During community center classes, instructors focus on flexibility, breathing, balance and range of motion. Lifelong Recreation programming includes senior aerobics, water fitness, circuit training, fitness dance, pickleball, volleyball, tai chi and ZY Qigong. Special-needs programs include exercise and walking programs for people with arthritis, a stationary bike program for people with Parkinson’s, a walking group for those with memory loss and chair-based exercises for those with limited mobility.

Seniors can partake in ballroom and tap dance lessons. Some of the community centers’ lunch programs combine physical activity with social interaction. There are a variety of organized walks. Some explore Seattle’s scenic neighborhoods; others go birding.

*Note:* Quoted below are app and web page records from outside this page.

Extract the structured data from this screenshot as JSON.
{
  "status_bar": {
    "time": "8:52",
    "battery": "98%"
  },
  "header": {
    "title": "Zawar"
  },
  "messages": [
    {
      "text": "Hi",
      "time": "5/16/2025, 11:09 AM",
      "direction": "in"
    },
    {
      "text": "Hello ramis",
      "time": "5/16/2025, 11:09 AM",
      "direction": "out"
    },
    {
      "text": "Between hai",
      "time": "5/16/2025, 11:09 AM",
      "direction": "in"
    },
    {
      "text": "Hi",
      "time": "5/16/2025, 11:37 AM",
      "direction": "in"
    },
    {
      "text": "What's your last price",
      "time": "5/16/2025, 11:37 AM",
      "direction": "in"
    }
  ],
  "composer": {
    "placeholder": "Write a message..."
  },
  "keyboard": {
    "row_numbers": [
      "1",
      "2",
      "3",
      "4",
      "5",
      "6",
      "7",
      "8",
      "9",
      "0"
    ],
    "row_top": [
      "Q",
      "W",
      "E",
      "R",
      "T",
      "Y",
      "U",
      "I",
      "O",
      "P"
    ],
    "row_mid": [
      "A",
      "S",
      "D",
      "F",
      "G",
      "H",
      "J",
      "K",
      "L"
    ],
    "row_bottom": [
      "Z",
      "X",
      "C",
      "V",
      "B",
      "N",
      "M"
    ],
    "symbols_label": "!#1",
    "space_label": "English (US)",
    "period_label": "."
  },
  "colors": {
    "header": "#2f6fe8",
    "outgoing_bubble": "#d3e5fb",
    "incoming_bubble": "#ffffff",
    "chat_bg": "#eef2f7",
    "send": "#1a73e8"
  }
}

One walking group is for dog owners and their pets. 

Transportation is provided to more adventuresome locations like Wallace Falls in Gold Bar, Wash., and Soaring Eagle Park in Sammamish, Wash. 

A wide variety of field trips are offered to places like the Museum of History & Industry (MOHAI) and the Flying Heritage Collection. 

Seniors with a passion for the visual arts can participate in painting, pottery and photography classes.

A complete list of programs offered by the community centers is published quarterly. The brochure can be viewed online at www.seattle.gov/parks/seniors, or call (206) 684-4951 to be added to the mailing list.

Community centers have parking. Most centers are accessible by public transit. For those seniors who eligible under the ADA Paratransit Program, the Access bus system (metro.kingcounty.gov/tops/accessible/accessvan.html) provides door-to-door service. 

Fees for programs vary. People with limited incomes can qualify for a 50-percent discount. Additional cost reductions are available through “scholarships.” Some programs are free for Group Heath members.

If interested in a leadership role, seniors from the community can volunteer to serve on their community center’s Advisory Council. For the unemployed older than 55, community centers occasionally offer paying jobs for individuals to work as program aids.

Staying active

With all of the opportunities for Seattle’s seniors to remain active, there are few excuses to be sedentary. If you are caring for an aging loved-one, order a brochure, stop by one of the neighborhood community centers to see what is being offered or make an appointment to meet with a recreation specialist from the Seattle Parks Lifelong Recreation program.

Encourage your aging loved-ones to remain active. Or, if they’ve stopped being active, help them reengage.

Just because we are aging doesn’t mean we can’t continue to find joy in living. As a group, our aging population is healthier and living longer. 

Staying active and engaged are elements that keep an aging person healthy and happy.

MARLA BECK is the founder and president of Andelcare Inc., which provides in-home eldercare. Beck was recognized by the U.S. Small Business Administration as Washington’s 2012 Small Business Person of the Year. Submit questions by calling (206) 838-1844 or via e-mail to marla@andelcare.com.